If you are new to keeping chickens for the eggs they produce, you might be wondering how to clean those eggs before eating them. If you're also planning to sell those eggs at the farmers market or direct to consumers, you will need to be quite sure that they're clean, safe, and attractive to buyers.
The obvious thought would be to simply wash them with water, but hold off before you submerge the freshly collected eggs in ice water! Cold water actually causes the pores in an eggshell to suck bacteria from the surface and into the egg where you don't want it. What's more, unwashed eggs have a natural antibacterial coating called bloom. Washing the eggs in a traditional manner removes the bloom and actually encourages bacteria.
If possible, dry clean your eggs—to do this, use something dry and slightly abrasive to rub off any dirt or feces until the egg is clean. This method preserves most of the bloom intact. Use a sanding sponge, loofah, fine sandpaper, or abrasive sponge of some kind to dry-clean the eggs. You should periodically sanitize the sponge or loofah, or discard the old one in favor of a brand new one.
Sometimes eggs are just too grimy or unpleasant to dry clean (if feces or the egg yolk from a broken egg dry on them, it can be almost impossible to clean them dry). In this case, wet-washing is the best option. Make sure to use water that is warmer than the egg temperature. Keep it at medium warmth, i.e. not hot but not tepid.
Do not immerse the eggs in water or let them stand in water. The best method is to wash the eggs under running water from the faucet. Another method is to spray the eggs in washer flats or wire baskets with warm water, let them sit, then wipe them dry with a dry paper towel one at a time. Place clean eggs in another basket or flat. Follow this step with a sanitizing spray—using bleach diluted in water for the spray mixture—and allow the eggs to dry on a rack or in a basket or washer flat. If the water and sanitizing spray are not enough, particularly stubborn stains may be removed by dipping the eggs in warm vinegar.
If you are preparing eggs for sale, make sure to check with your County Extension Office to find out the proper procedures for your state's regulations regarding washing eggs for sale.

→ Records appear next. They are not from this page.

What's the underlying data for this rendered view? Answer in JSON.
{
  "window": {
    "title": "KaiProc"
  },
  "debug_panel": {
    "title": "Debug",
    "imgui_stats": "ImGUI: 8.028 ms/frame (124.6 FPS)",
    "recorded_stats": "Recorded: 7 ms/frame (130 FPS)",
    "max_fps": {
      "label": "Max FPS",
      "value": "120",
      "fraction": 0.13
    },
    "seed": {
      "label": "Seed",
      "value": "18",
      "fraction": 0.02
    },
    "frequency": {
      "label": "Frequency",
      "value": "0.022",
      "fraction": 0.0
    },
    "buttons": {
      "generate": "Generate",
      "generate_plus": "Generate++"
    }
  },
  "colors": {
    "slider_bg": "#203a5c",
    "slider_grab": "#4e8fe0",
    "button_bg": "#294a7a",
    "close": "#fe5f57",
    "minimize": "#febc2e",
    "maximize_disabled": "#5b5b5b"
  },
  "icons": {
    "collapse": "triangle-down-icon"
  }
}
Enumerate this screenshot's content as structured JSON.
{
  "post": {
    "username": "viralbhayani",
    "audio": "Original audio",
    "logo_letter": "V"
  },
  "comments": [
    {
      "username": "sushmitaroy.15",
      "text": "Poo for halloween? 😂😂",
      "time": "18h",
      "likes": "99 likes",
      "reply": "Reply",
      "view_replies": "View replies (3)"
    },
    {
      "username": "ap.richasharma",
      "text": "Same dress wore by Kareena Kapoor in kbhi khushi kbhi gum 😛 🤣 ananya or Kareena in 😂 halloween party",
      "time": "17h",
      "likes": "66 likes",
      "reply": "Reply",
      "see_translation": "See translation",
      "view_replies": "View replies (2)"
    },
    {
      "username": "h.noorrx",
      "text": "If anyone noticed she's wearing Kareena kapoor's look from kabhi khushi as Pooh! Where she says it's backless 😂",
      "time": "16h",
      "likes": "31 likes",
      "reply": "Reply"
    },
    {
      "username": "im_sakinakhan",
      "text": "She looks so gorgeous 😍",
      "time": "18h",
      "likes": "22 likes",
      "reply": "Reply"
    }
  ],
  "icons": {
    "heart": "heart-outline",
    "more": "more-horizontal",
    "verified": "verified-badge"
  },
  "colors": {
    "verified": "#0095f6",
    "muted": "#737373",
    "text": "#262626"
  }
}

After washing, make sure to store your eggs in clean cartons or racks. Unwashed eggs can be stored on the countertop for several weeks, then washed immediately before they are cooked. A cloth moistened with cooking oil can give the eggs an appealing shine while also prolonging the shelf-life of unrefrigerated eggs by sealing the pores. Store eggs pointed-side down to keep them fresh longer. Some people find unrefrigerated eggs to taste better, but once you have washed them, refrigerate your eggs immediately if you're not cooking them right away.